• **EXERCISE DETAILS**
Please write out the data that follows, word for word.

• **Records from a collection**
----------------

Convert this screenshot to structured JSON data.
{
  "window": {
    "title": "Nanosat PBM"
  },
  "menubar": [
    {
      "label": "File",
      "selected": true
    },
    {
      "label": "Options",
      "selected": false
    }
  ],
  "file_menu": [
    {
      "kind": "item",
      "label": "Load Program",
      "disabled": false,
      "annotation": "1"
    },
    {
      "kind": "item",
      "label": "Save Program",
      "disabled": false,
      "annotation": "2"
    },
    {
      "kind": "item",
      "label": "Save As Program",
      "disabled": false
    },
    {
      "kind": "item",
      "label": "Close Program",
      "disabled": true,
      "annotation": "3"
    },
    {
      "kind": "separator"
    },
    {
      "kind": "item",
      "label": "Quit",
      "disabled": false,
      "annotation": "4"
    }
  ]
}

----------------

• **SOLUTION TO THIS EXERCISE**
Convert this screenshot to structured JSON data.
{
  "window": {
    "title": "Nanosat PBM"
  },
  "menubar": [
    {
      "label": "File",
      "selected": true
    },
    {
      "label": "Options",
      "selected": false
    }
  ],
  "file_menu": [
    {
      "kind": "item",
      "label": "Load Program",
      "disabled": false,
      "annotation": "1"
    },
    {
      "kind": "item",
      "label": "Save Program",
      "disabled": false,
      "annotation": "2"
    },
    {
      "kind": "item",
      "label": "Save As Program",
      "disabled": false
    },
    {
      "kind": "item",
      "label": "Close Program",
      "disabled": true,
      "annotation": "3"
    },
    {
      "kind": "separator"
    },
    {
      "kind": "item",
      "label": "Quit",
      "disabled": false,
      "annotation": "4"
    }
  ]
}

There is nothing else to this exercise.